Fanatics storms onto the scene
This chart shows the number of app downloads attributable to each of the biggest US online sports betting brands during the opening weekend of this year’s NFL season.
It shows some interesting trends among major operators, such as DraftKings maintaining the lead for most app downloads, albeit following a significant drop compared to the same period last year.
FanDuel outperformed its prior-year performance, meanwhile, helping to close the gap between itself and DraftKings, although it still remained some way behind.
The performance of BetMGM and Caesars left something to be desired, as they both underperformed in terms of app downloads compared to the same period last year, while the number of customers downloading Penn’s Barstool Sportsbook app all but collapsed.

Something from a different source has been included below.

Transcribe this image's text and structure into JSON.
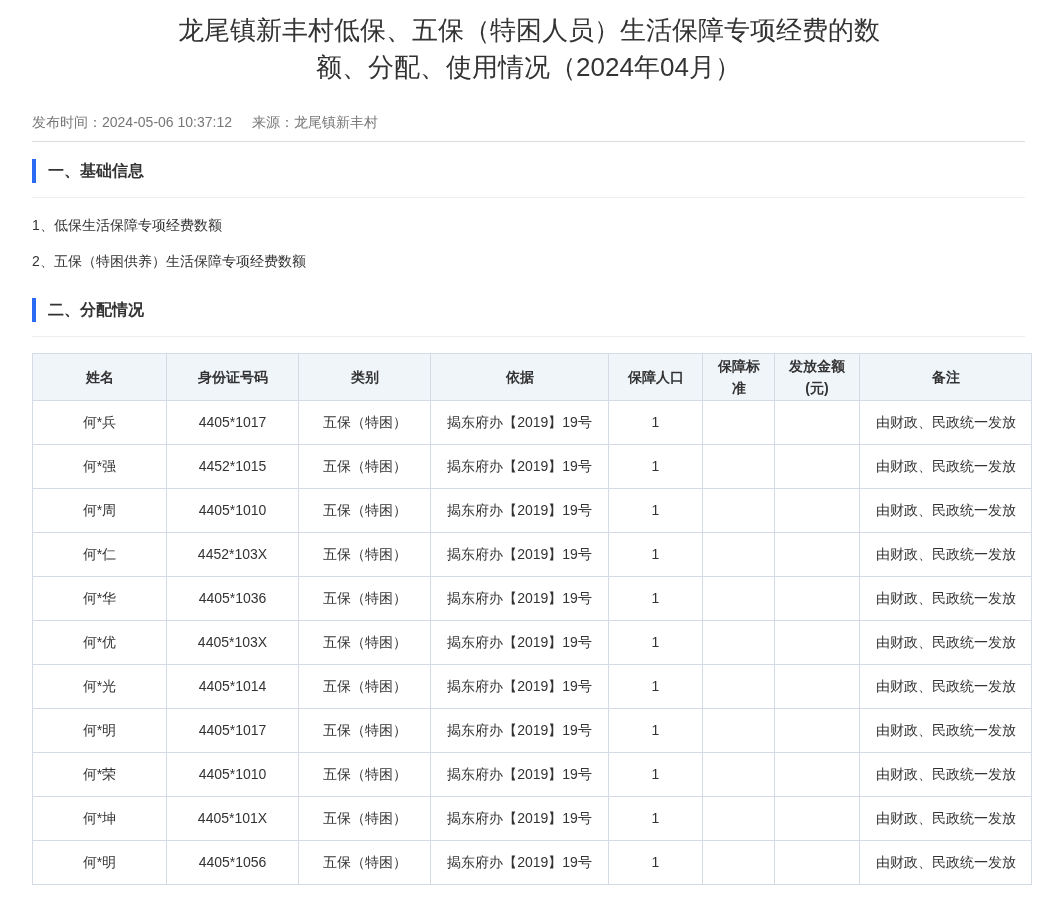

Bet365, Fanatics and its now-acquired PointsBet business were the only smaller brands to make significant gains in this area.
Fanatics Sportsbook stormed onto the scene with more than 50,000 app downloads (no comparative data is available), while PointsBet saw its number of downloads grow more than 200% year-on-year.
Both brands leant on Fanatics’ core business by offering merchandise-based special offers to customers, which according to EKG “seemed to resonate with US online sports betting players.”
Those offers – including a free sports jersey for new players betting $50 with PointsBet – helped the two brands together capture some 14% of overall app downloads over the weekend, an impressive feat in a market dominated by a handful of huge brands.
EKG already expects other operators to respond in kind to Fanatics’ promotions, with DraftKings thought to be likely to use its nascent merchandise unit to get in on the sports apparel promotion action.
As for how big a pinch of salt the above data should be taken with, EKG suggested that questions to be answered include what percentage of app downloads came from non-live sports betting states, and whether the Fanatics/PointsBet products are good enough to retain the new players they have acquired.
Nationwide betting handle
The above graphic shows the 31% year-on-year growth rate in online betting handle across the US, to $97bn over the trailing 12-month period.
It also breaks down which states the growth is coming from in broad strokes, by separating US markets into separate cohorts depending on when they went live with online sports betting.
The data shows clearly a rapidly diminishing growth rate in the most mature states, with those that went live in or before 2020 generating just 2% in year-on-year handle growth.
Still, those states managed to account for more than half of overall handle at $49.1bn.States than went live in 2021 showed growth of 15% as bettors there wagered $17.2bn, while 2022 states saw much faster growth of 133% year-on-year, with handle of $23.5bn
Across the states that launched online sports betting this year, bettors have wagered $6.2bn so far.
A closer look at the numbers on a state-by-state basis shows negative handle growth across several individual states.
Handle in Nevada was down 13.2% year-on-year, for example, while it fell 9.1% in New Jersey and 8.8% in Iowa.
As for the fastest growing states, Oregon saw handle increase by 41%, Wyoming by 31.6% and Washington, DC by 30.6%.
Honourable mentions also go out to Louisiana, where handle jumped by 27.6% and Illinois, where it was up 22.4%.
Looking again at the nationwide figures, growth in GGR was much more impressive than the 31% increase in handle.
Overall GGR leapt by 80% to $9.1bn, as each cohort of states saw decidedly faster growth on this metric.
States that launched online sports betting in or before 2020, for example, saw GGR jump 39% despite their modest 2% growth in handle.
For states that launched in 2021, GGR was up 40% to $1.7bn, while 2022 states saw revenue almost triple to $2.4bn.
States that launched in 2023 have generated $795m in GGR so far.
Looking again at a more detailed breakdown of each state, established markets like Nevada and New Jersey saw the most modest GGR growth rates at 21.2% and 24.4%, respectively.
Washington, DC, being home to under a million residents and boasting modest GGR of just $8.5m over the trailing 12 months, saw a growth rate of just 14.4%, but the small size of this market leaves it as something of an outlier when compared to other states.
Elsewhere, Oregon posted the most impressive growth rate in terms of GGR, which grew 83.6% to $65.8m.
Not far behind were Illinois, where GGR grew by 57.7%, Wyoming, where it was up 56.4%, and Connecticut, which showed GGR growth of 56%.
Tennessee and New Hampshire also saw GGR growth of over 50% year-on-year, while Iowa, Rhode Island and Virginia all boasted growth of over 40%.
EKG’s monthly report provides a digest of news and data points, including forecasts, for the emerging market for regulated sports betting in the United States. Please contact managing director Chris Krafcik for more information.